Because of that nasty little habit of mine, I tend to find myself hunched over nearly eight hours a day while working. It also doesn't help that outside of staring at a laptop for work, my other nasty habit has me typically looking at a phone screen in my downtime. The most common side effect of tech neck for me comes in the aches and tightness in my shoulders constantly reminding me of my two nasty habits.

To help combat tech neck, I've been prioritizing yoga a lot more lately. That means rolling out my mat, donning a flow-ready UA Wordmark Strappy Sports Bralette Bra ($30), and doing my best Peaceful Warrior. But for those times I can't quite squeeze in a proper flow, I turned to New York City yoga instructor Tess Koenig, who shared with me three quick moves to beat tech neck on the regular.

Head basket

  • Interlace your fingers behind your head, and lean the back of your skull into your hands, opening your throat.
  • Let the weight of your head be heavy in your hands, and draw elbows toward one another and up.
  • Hold for five to 10 breaths.

Ear to shoulder variation

  • Sit tall on a prop like a yoga block or pillow.
  • Interlace fingers behind your lower back and press palms together, making one fist.
  • Bring your fist behind your right lower back and hip area, so the back of your left hand is against your back and your right elbow is wide.
  • Drop your right ear toward your right shoulder and hold for five to 10 breaths before switching sides. Bring your fist to your left side and your left ear to the left shoulder.
  • Hold for five to 10 breaths.

Butterfly pose, forward bend with arms under legs

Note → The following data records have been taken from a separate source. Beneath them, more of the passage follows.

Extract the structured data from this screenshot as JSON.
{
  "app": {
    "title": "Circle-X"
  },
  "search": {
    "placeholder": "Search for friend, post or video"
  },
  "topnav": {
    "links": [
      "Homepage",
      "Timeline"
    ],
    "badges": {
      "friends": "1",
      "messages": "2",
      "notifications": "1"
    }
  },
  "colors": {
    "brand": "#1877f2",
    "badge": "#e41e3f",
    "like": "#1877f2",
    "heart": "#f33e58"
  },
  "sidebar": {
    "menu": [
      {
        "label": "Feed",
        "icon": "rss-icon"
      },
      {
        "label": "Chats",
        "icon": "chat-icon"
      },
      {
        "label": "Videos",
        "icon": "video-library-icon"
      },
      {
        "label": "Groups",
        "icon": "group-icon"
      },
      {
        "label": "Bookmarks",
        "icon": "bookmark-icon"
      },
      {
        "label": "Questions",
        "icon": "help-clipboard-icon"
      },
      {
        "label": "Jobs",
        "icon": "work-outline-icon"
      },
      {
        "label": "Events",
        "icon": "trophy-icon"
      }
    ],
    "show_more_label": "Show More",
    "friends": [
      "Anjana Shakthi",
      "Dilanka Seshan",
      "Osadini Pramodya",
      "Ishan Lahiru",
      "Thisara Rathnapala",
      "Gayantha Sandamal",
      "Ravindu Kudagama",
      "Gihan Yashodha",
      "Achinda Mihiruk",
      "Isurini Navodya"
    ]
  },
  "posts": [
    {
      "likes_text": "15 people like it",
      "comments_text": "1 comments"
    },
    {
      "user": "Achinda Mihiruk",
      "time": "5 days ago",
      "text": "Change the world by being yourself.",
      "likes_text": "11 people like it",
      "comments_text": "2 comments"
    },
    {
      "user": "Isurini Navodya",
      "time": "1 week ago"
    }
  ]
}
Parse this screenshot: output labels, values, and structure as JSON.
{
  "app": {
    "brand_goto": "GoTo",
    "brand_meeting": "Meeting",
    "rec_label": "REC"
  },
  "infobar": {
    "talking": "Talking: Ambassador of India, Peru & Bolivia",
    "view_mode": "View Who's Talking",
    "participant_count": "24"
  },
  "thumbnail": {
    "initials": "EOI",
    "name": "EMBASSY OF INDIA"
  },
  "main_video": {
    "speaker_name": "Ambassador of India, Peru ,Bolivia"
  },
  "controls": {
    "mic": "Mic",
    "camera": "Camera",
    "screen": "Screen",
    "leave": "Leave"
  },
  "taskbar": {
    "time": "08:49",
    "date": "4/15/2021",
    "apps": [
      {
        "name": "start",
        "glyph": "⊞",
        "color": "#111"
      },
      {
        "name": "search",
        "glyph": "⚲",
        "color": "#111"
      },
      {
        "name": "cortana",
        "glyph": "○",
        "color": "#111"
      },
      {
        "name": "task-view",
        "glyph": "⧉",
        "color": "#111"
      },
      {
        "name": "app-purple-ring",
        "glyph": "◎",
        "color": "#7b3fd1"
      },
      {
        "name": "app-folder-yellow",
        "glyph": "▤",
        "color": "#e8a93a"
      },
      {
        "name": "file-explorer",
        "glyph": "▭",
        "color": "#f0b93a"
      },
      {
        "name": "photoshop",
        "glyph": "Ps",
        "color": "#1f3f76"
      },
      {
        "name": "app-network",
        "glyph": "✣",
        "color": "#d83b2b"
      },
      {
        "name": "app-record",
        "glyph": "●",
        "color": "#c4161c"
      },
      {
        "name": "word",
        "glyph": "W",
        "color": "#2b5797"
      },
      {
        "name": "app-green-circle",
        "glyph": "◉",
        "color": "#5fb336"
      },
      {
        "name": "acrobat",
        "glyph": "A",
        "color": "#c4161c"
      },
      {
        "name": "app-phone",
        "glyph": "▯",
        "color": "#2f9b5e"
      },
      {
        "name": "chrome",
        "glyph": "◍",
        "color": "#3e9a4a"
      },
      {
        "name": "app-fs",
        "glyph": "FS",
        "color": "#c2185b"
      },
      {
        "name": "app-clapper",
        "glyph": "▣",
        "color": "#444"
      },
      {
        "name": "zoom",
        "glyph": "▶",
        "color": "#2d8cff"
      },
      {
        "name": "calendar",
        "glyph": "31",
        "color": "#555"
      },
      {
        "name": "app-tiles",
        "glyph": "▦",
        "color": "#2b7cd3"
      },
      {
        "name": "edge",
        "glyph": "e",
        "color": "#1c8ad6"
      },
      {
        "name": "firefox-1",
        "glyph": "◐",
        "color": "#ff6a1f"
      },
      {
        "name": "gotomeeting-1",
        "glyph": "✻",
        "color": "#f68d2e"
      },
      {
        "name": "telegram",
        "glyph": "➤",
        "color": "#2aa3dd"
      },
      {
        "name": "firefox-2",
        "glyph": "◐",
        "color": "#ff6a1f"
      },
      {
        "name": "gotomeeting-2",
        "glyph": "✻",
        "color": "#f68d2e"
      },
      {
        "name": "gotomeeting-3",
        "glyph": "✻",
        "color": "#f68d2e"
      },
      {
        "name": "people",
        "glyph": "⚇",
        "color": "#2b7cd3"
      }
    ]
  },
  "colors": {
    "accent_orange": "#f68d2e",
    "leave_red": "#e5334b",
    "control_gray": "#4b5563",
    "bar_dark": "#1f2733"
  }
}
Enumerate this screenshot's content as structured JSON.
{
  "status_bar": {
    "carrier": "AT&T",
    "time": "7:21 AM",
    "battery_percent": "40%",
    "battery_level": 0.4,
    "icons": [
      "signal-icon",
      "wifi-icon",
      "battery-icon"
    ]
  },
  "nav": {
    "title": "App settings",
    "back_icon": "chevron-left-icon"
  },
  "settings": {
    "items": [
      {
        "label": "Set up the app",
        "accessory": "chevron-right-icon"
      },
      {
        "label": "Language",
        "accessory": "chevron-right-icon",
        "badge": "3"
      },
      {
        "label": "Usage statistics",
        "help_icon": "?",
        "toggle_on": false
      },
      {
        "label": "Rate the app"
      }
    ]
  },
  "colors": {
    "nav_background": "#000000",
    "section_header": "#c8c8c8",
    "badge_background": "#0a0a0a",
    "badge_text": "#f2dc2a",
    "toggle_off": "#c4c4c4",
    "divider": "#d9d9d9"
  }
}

  • Sit upright with the soles of your feet together in front of your pelvis and knees wide, creating a diamond shape.
  • Your heels should be in line with your groin and about fingertips-to-elbow distance away from your body.
  • Rock your pelvis into a posterior tilt, meaning curl your tailbone toward your heels, round your back deeply, and slide your arms under your legs, wrapping your hands around your feet or ankles.
  • Let your head get heavy, and keep your jaw relaxed.
  • Hold for five to 10 breaths.